in Mobile , Monday, August 17, 2009

Mobile Design and Development, by Brian Fling, is hot of the presses at O’Reilly. In fact the publication date isn’t until next month, but it can be read in digital form at Safari Books.

mobiledesign.jpg

I’ll say it right away, this is a 5-star, thoroughly excellent book. The biggest puzzle is why it has taken so long for somebody to write the definitive text in this space, but anyway, Brian Fling has nailed it.

Written in a deft and engaging style, with a touch of weary cynicism about the old operator-dominated order of the mobile space, and the legions of executives who neither get it, nor accept that anybody else does, this is an absolute must read for anybody getting into mobile development of any kind on any device. I really get the impression that every page has been obsessed over, that the author really, really cared about getting it as good as he could - which I’m afraid to say is not too common in the field of technical books, and especially some about the mobile web.
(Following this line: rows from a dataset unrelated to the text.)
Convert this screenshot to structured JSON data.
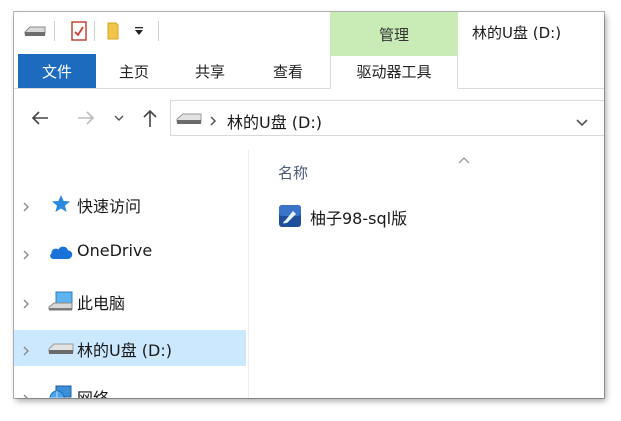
{
  "title_bar": {
    "window_title": "林的U盘 (D:)",
    "contextual_group": "管理",
    "quick_access": [
      "drive-icon",
      "properties-icon",
      "folder-icon",
      "dropdown-icon"
    ]
  },
  "ribbon": {
    "tabs": [
      {
        "label": "文件",
        "active": true
      },
      {
        "label": "主页"
      },
      {
        "label": "共享"
      },
      {
        "label": "查看"
      },
      {
        "label": "驱动器工具"
      }
    ],
    "file_tab_color": "#1d6bbf",
    "manage_color": "#c9ecb6"
  },
  "nav": {
    "back_icon": "arrow-left-icon",
    "forward_icon": "arrow-right-icon",
    "recent_icon": "chevron-down-icon",
    "up_icon": "arrow-up-icon"
  },
  "address_bar": {
    "icon": "usb-drive-icon",
    "path": "林的U盘 (D:)"
  },
  "sidebar": {
    "items": [
      {
        "label": "快速访问",
        "icon": "star-icon"
      },
      {
        "label": "OneDrive",
        "icon": "cloud-icon"
      },
      {
        "label": "此电脑",
        "icon": "computer-icon"
      },
      {
        "label": "林的U盘 (D:)",
        "icon": "usb-drive-icon",
        "selected": true
      },
      {
        "label": "网络",
        "icon": "network-icon"
      }
    ],
    "selected_color": "#cce8ff"
  },
  "content": {
    "column_header": "名称",
    "files": [
      {
        "name": "柚子98-sql版",
        "icon": "shortcut-app-icon"
      }
    ]
  }
}
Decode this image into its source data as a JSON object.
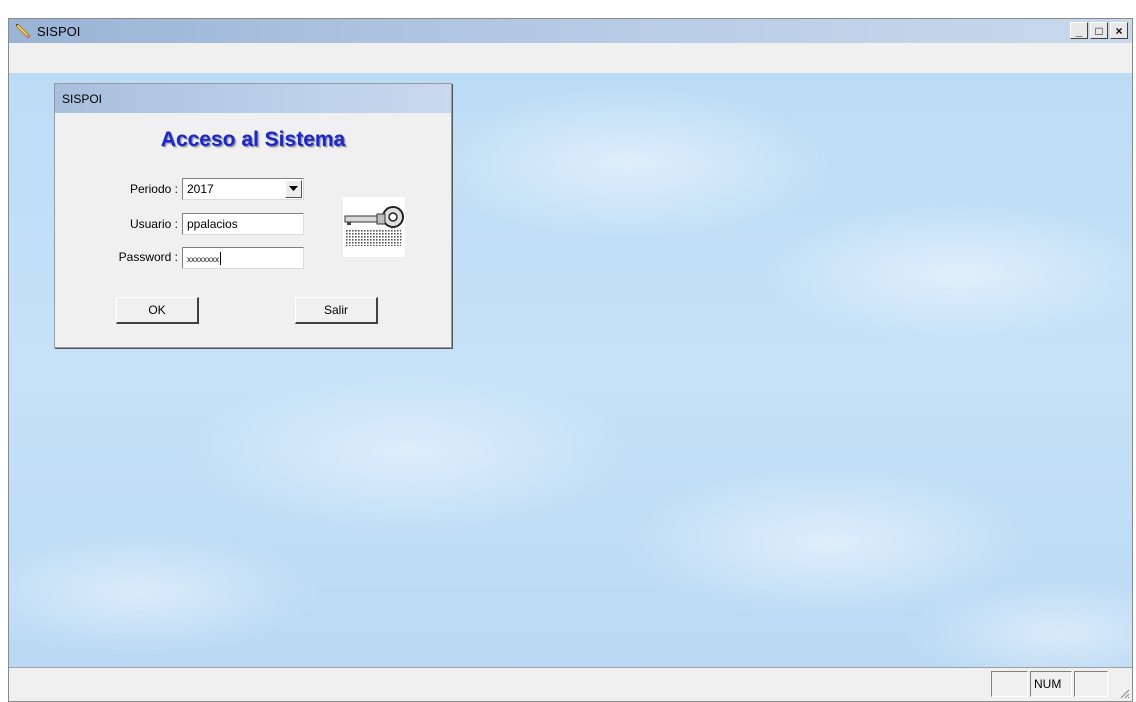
{
  "window": {
    "title": "SISPOI",
    "controls": {
      "minimize": "_",
      "maximize": "□",
      "close": "×"
    }
  },
  "dialog": {
    "title": "SISPOI",
    "heading": "Acceso al Sistema",
    "periodo_label": "Periodo :",
    "periodo_value": "2017",
    "usuario_label": "Usuario :",
    "usuario_value": "ppalacios",
    "password_label": "Password :",
    "password_mask": "xxxxxxxx",
    "ok_label": "OK",
    "salir_label": "Salir"
  },
  "statusbar": {
    "panels": [
      "",
      "NUM",
      ""
    ]
  },
  "colors": {
    "heading": "#1a25d8",
    "titlebar": "#b9cce6",
    "desktop": "#c4e0f7"
  },
  "icons": [
    "app-pencil-icon",
    "key-icon",
    "dropdown-arrow-icon",
    "resize-grip-icon"
  ]
}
The author covers pretty much all aspects of building mobile applications, from a discussion of the ecosystem (which should be a real eye-opener to newcomers), to the all-important topic of context, to mobile-specific information architecture, usability, interaction and visual design. Despite the big changes heralded by the iPhone and it’s competitors, the book is right up to date, including discussion of WebOS and Android.

What I really like is the way he avoids sitting on the fence. Rather than surrender to the calls for lowest common denominator design, he encourages designers to be creative and take risks. In my opinion, there’s a strong argument for going out on a limb aiming to build an application people will upgrade their phone to be able to use, rather than be dragged down to level of 120 by 160 pixel monochrome devices - who’s owners are unlikely to be big data services users anyway.

Some parts could be a bit clearer. For example, when the author discusses the concept of teasing the content to improve user experience, I’m pretty sure I know what he’s talking about, but the illustration given (figure 7.6) is so unclear that I’m half sure it’s an editorial error. Or it could be a case of over-channeling the lauded, but in my opinion, unnecessarily opaque, Jesse James Garrett.  Surely an actual example with page screenshots would be a better way of getting the point across ?

I’ve been working in this field for over 7 years, and I’ve experienced most of the frustrations described in these pages. There isn’t actually much in this book which is really new to me, but seeing things spelled out so clearly is refreshing and encouraging, and provides some very timely reminders.

If you’re developing for any mobile platform, iPhone included, you will be well rewarded for the you invest in reading this book. Brian Fling has suffered so that you don’t have to ... well, not too much anyway.